### Extracted data entries
════════

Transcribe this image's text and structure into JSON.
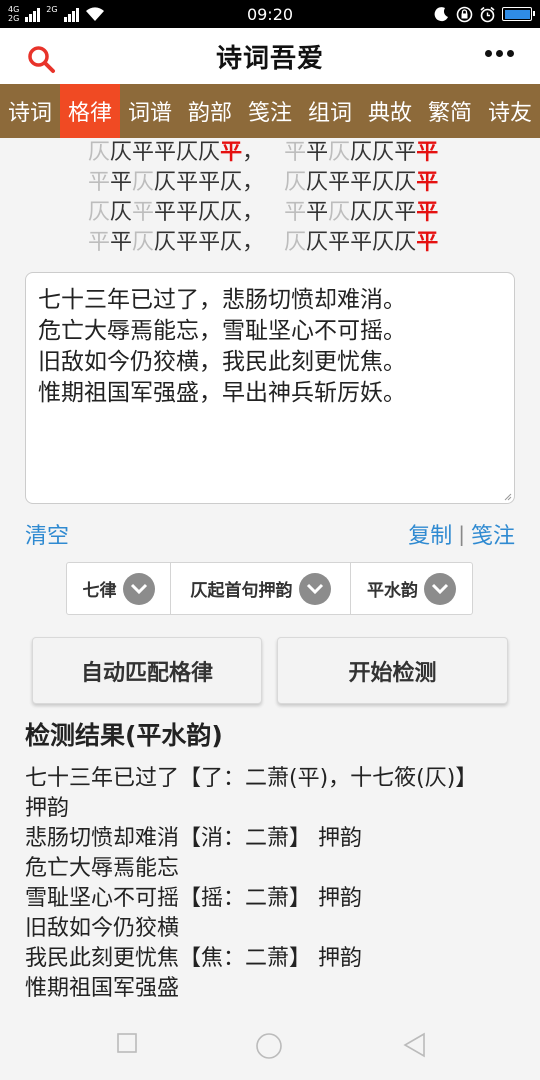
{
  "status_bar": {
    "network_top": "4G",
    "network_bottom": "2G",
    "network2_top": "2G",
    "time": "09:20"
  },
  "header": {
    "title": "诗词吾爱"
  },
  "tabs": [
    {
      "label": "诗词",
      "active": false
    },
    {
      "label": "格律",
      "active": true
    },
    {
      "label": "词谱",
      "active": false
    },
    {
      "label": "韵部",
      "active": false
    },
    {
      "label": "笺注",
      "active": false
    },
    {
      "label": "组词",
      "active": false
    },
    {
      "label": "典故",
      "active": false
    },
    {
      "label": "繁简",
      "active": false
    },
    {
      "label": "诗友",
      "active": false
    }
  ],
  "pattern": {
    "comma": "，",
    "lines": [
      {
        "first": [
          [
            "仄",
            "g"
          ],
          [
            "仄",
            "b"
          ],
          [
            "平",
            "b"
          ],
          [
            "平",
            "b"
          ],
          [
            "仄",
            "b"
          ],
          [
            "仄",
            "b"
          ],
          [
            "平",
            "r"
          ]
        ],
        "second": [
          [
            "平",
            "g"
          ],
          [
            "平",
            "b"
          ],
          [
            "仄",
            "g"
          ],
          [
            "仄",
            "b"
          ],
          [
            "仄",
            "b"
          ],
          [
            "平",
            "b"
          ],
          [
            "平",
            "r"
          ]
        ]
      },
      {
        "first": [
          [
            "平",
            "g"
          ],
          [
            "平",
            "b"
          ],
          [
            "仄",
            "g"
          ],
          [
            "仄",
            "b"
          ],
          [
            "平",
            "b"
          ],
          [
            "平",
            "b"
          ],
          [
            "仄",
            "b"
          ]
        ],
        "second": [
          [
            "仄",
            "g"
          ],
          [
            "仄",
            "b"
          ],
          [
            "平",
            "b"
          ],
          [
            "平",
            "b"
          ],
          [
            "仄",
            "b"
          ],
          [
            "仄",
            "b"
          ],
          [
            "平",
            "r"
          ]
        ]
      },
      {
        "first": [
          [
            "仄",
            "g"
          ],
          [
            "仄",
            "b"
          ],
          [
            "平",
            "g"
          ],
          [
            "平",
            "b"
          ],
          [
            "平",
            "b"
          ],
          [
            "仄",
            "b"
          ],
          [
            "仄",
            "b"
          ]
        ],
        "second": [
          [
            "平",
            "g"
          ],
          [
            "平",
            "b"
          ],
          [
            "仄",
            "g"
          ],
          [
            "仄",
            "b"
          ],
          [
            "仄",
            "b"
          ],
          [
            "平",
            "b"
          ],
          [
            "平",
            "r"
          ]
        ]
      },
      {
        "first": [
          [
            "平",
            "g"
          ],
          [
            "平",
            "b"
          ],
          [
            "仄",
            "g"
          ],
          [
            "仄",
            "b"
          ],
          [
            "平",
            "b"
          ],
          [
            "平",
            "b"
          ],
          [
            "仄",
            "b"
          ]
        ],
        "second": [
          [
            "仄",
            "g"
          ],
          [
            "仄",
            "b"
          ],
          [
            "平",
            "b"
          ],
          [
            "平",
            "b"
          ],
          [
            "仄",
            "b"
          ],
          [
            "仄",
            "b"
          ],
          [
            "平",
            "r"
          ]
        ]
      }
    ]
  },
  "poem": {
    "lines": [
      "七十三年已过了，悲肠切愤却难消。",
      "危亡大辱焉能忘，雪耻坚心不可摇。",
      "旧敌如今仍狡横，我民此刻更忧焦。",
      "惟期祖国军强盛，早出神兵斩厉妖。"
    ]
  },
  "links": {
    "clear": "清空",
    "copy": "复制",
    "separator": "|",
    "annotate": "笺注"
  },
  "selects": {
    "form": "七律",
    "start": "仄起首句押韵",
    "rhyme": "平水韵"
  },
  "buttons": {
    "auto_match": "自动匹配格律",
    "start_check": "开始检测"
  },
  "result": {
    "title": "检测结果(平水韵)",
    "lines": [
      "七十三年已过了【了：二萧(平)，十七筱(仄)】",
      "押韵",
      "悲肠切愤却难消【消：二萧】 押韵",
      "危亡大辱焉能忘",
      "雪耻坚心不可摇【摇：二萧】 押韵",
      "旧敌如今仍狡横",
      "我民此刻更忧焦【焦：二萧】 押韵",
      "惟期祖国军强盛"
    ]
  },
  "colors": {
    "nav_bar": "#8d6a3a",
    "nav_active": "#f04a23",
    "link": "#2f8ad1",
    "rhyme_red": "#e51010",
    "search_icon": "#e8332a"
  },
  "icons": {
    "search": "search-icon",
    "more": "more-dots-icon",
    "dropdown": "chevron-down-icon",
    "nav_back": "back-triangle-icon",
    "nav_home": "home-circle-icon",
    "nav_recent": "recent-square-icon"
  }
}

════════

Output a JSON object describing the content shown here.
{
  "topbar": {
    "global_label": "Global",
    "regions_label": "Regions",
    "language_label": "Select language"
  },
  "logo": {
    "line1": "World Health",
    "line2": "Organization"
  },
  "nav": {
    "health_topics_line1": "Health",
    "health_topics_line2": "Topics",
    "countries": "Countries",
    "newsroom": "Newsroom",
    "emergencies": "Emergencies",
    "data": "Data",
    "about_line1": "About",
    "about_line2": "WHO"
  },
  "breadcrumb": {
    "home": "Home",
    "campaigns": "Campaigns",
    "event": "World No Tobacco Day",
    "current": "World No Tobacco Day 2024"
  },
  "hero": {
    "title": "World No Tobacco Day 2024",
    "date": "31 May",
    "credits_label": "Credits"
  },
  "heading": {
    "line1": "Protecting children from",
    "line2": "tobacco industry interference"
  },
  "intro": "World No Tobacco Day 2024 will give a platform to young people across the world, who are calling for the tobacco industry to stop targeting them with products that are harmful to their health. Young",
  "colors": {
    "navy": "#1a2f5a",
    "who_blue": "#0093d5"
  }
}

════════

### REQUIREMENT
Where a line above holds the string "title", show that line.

### RESPONSE TO THE EXERCISE
    "title": "诗词吾爱"
    "title": "检测结果(平水韵)",
    "title": "World No Tobacco Day 2024",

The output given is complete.